### Your task
Copy out the records precisely, omitting pictures.
Material supplied Block Start
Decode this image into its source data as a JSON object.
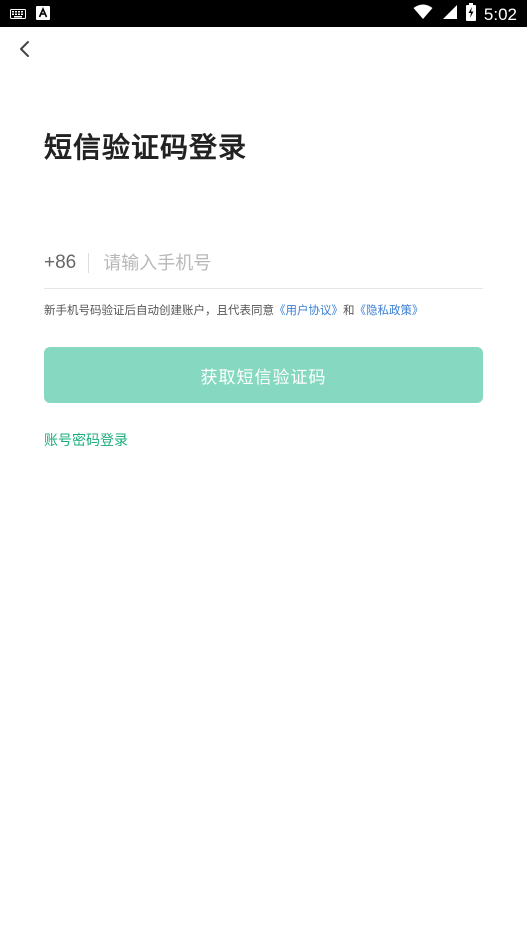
{
  "status_bar": {
    "time": "5:02",
    "left_icons": [
      "keyboard-icon",
      "text-a-icon"
    ],
    "right_icons": [
      "wifi-icon",
      "signal-icon",
      "battery-charging-icon"
    ]
  },
  "header": {
    "back_icon": "chevron-left-icon"
  },
  "title": "短信验证码登录",
  "phone": {
    "country_code": "+86",
    "placeholder": "请输入手机号",
    "value": ""
  },
  "notice": {
    "text": "新手机号码验证后自动创建账户，且代表同意",
    "agreement_link": "《用户协议》",
    "and_text": "和",
    "privacy_link": "《隐私政策》"
  },
  "get_code_button": {
    "label": "获取短信验证码",
    "color": "#86d9c0",
    "state": "disabled"
  },
  "password_login": {
    "label": "账号密码登录",
    "color": "#1aad7e"
  },
  "colors": {
    "accent": "#1aad7e",
    "link": "#3a7fd5",
    "status_bar": "#000000"
  }
}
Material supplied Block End
### Response box
Decode this image into its source data as a JSON object.
{
  "status_bar": {
    "time": "5:02",
    "left_icons": [
      "keyboard-icon",
      "text-a-icon"
    ],
    "right_icons": [
      "wifi-icon",
      "signal-icon",
      "battery-charging-icon"
    ]
  },
  "header": {
    "back_icon": "chevron-left-icon"
  },
  "title": "短信验证码登录",
  "phone": {
    "country_code": "+86",
    "placeholder": "请输入手机号",
    "value": ""
  },
  "notice": {
    "text": "新手机号码验证后自动创建账户，且代表同意",
    "agreement_link": "《用户协议》",
    "and_text": "和",
    "privacy_link": "《隐私政策》"
  },
  "get_code_button": {
    "label": "获取短信验证码",
    "color": "#86d9c0",
    "state": "disabled"
  },
  "password_login": {
    "label": "账号密码登录",
    "color": "#1aad7e"
  },
  "colors": {
    "accent": "#1aad7e",
    "link": "#3a7fd5",
    "status_bar": "#000000"
  }
}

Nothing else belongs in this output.